Plus, with cars eliminated, dedicated bus lanes could travel down Hollywood, making it easier for more people to get from one side of the neighborhood to the other.
Recently, New York City and San Francisco both limited private vehicle access on major streets, redesigning them to prioritize buses, bikes, scooters, and walking. Traffic on side streets didn’t get worse—and bus ridership skyrocketed.
Closing this street also addresses several safety issues. The streets of Hollywood are some of the busiest in the city, which is why the city’s transportation department installed a scramble crosswalk at the intersection of Hollywood and Highland. The scramble has dramatically reduced collisions and eliminated deadly crashes since it was implemented in 2015. In 2018, another scramble was added at Hollywood and Vine.
But if you walk other stretches of Hollywood Boulevard, including the area in front of the theater where the Oscars are held, it’s clear these places are not designed for the many people who have come here to navigate the street on foot.
In recent years, the sidewalks have become so crowded that people are walking in the street, trying to orient themselves and posing for photos, as vehicles speed by. The narrow sidewalks do not offer enough room for basic amenities like benches or bus shelters. Now there are scooters in Hollywood, too. With no safe place to ride, people try to squeeze onto the already busy sidewalks.

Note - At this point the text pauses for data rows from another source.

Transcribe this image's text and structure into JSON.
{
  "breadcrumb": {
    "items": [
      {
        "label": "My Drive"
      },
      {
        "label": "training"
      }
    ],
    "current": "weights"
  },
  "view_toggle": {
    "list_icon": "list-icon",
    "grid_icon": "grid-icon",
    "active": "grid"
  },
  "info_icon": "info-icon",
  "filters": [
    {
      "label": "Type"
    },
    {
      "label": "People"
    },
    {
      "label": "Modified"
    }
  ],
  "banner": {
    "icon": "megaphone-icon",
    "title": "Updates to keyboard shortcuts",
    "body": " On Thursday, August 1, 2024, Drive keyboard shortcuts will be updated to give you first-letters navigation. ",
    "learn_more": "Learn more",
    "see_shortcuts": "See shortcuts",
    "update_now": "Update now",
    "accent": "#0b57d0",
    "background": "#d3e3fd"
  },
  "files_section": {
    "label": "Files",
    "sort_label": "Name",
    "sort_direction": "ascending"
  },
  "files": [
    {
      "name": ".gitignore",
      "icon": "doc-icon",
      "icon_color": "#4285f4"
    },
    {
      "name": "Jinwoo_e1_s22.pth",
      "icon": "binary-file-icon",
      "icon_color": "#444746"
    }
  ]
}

Even street vendors have been targeted by law enforcement officials who argue that they cannot sell items there because there’s not enough room on sidewalks.
A closed Hollywood Boulevard, outfitted with areas for sitting and places to seek shade, enough space for entertainment and vending, and more transportation options would be a better experience for everyone who uses the street.
Last month, Councilmember Mitch O’Farrell’s office debuted a proposal by Gensler that would widen Hollywood’s sidewalks, remove lanes of car traffic and street parking between Argyle and La Brea, and add bike lanes, landscaping, and sidewalk dining. Parts of the street could be turned into pedestrian plazas using retractable bollards.
Those are all encouraging signs that Hollywood’s leaders are trying to make more room for people. But there’s no room for vendors. Buses navigating through the proposed streetscape would be forced to merge back into traffic, resulting in delays. And there are still far too many cars.
Oscar Sunday might seem especially frustrating to residents, but in a way, it’s the best illustration of how well drivers can avoid the area. Everyone adjusts to the fact that thousands of towncars will be dropping off celebrities to walk the closed-off streets like a CicLAvia for the Stars.
We should look at the way that Hollywood adapts to this week’s small inconvenience as inspiration for the way this street could be safer and more welcoming to people all of the time.
If you don’t believe it, try it out for yourself this weekend. The best-kept secret for residents is that once Hollywood is completely closed for the Oscars, you can stroll part of the car-free street from Cahuenga to Highland.
Or you can follow Ed Begley Jr. as he makes his legendary green Oscar commute. The Hollywood and Highland station is closed for security, so he usually gets off at Vine and hoofs it to to the red carpet.